141. The next two decades are critical to establishing
an effective mitigation regime and ensuring sustainable development
is on track. Priorities in several areas have emerged from this
Significant effects are possible but much uncertainty
remains despite good monitoring programmes. Actions need to be
guided by the precautionary principle and donors and recipient
countries need to adopt flexible approaches to keep options open.
There is a need to put climate change on the agenda
of developing countries and aid agencies.
Developmental, environmental and social goals need
to recognise climate change and take account of likely impacts.
Recognising climate change offers an opportunity to adapt and
reform current sub-optimal systems using a 'no-regrets' approach.
Human and institutional capacity needs strengthening.
DFID should focus on helping developing countries to identify
their needs and to develop their own capacity to carry out analysis

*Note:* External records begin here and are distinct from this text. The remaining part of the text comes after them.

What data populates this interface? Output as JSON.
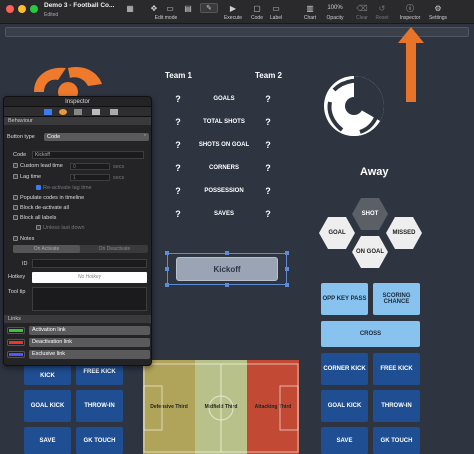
{
  "window": {
    "title": "Demo 3 - Football Co...",
    "subtitle": "Edited"
  },
  "toolbar": {
    "edit_mode_label": "Edit mode",
    "execute_label": "Execute",
    "code_label": "Code",
    "label_label": "Label",
    "chart_label": "Chart",
    "zoom_value": "100%",
    "opacity_label": "Opacity",
    "clear_label": "Clear",
    "reset_label": "Reset",
    "inspector_label": "Inspector",
    "settings_label": "Settings"
  },
  "scoreboard": {
    "team1": "Team 1",
    "team2": "Team 2",
    "placeholder": "?",
    "stats": [
      "GOALS",
      "TOTAL SHOTS",
      "SHOTS ON GOAL",
      "CORNERS",
      "POSSESSION",
      "SAVES"
    ]
  },
  "away": {
    "label": "Away"
  },
  "hex_buttons": {
    "shot": "SHOT",
    "goal": "GOAL",
    "missed": "MISSED",
    "on_goal": "ON GOAL"
  },
  "kickoff": {
    "label": "Kickoff"
  },
  "right_buttons": {
    "opp_key_pass": "OPP KEY PASS",
    "scoring_chance": "SCORING CHANCE",
    "cross": "CROSS",
    "corner_kick": "CORNER KICK",
    "free_kick": "FREE KICK",
    "goal_kick": "GOAL KICK",
    "throw_in": "THROW-IN",
    "save": "SAVE",
    "gk_touch": "GK TOUCH"
  },
  "left_buttons": {
    "kick": "KICK",
    "free_kick": "FREE KICK",
    "goal_kick": "GOAL KICK",
    "throw_in": "THROW-IN",
    "save": "SAVE",
    "gk_touch": "GK TOUCH"
  },
  "pitch": {
    "third1": "Defensive Third",
    "third2": "Midfield Third",
    "third3": "Attacking Third"
  },
  "inspector": {
    "title": "Inspector",
    "section_behaviour": "Behaviour",
    "button_type_label": "Button type",
    "button_type_value": "Code",
    "code_label": "Code",
    "code_value": "Kickoff",
    "custom_lead_time": "Custom lead time",
    "lead_value": "0",
    "secs": "secs",
    "lag_time": "Lag time",
    "lag_value": "1",
    "reactivate_lag": "Re-activate lag time",
    "populate_codes": "Populate codes in timeline",
    "block_deactivate": "Block de-activate all",
    "block_labels": "Block all labels",
    "unless_last": "Unless last down",
    "notes": "Notes",
    "on_activate": "On Activate",
    "on_deactivate": "On Deactivate",
    "id_label": "ID",
    "hotkey_label": "Hotkey",
    "hotkey_placeholder": "No Hotkey",
    "tooltip_label": "Tool tip",
    "section_links": "Links",
    "activation_link": "Activation link",
    "deactivation_link": "Deactivation link",
    "exclusive_link": "Exclusive link"
  },
  "colors": {
    "canvas": "#2e3440",
    "accent_orange": "#f07a2c",
    "light_button": "#87c3ee",
    "dark_button": "#1f4f92",
    "arrow": "#e8742a"
  }
}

and planning based on their own priorities, rather than responding
to donor fashions.
Linkages between developed and developing countries for training
and research will be helpful. Capacity should be built within
existing institutions that already have responsibilities for resources
likely to be affected by climate change. There is little need
to build separate capacity devoted solely to climate change. There
is a need for institutional capacity building at local and national
levels and the focus for capacity building work will have to be
wider than national government level. Research institutes and
NGOs can form a bridge between local action and international
policy/markets, especially in relation to building resilient communities.
But those institutions and NGOs will also have their own capacity
- Monitoring progress on climate change
Indicators on climate change, for measurement of
capacity building, and for the evaluation of the effectiveness
of DFID programmes and projects will have to be developed.
- Disasters and extreme events
The increased frequency and magnitude of extreme
events poses risks to life and health, and could lead to significant
social and macroeconomic impacts, and massive displacements of
population. Reducing vulnerability to natural disasters and extreme
events is essential.
- Promoting low carbon use and energy efficiency
Policies must be integrated, for example by linking
technology transfer, CDM, and export credits. Developing countries
lack a viable and affordable alternative energy source to fossil
fuels but they should be encouraged and helped to be as energy
and carbon efficient as possible. The opportunities to benefit
from the Clean Development Mechanism, Activities Implemented Jointly
and other mechanisms should be reviewed, enhanced and partner
organisations should be encouraged to participate in these mechanisms.
Donors and developing countries need to take steps
to ensure that climate risk is addressed in areas such as coastal
management, access to water, sustainable livelihoods, agriculture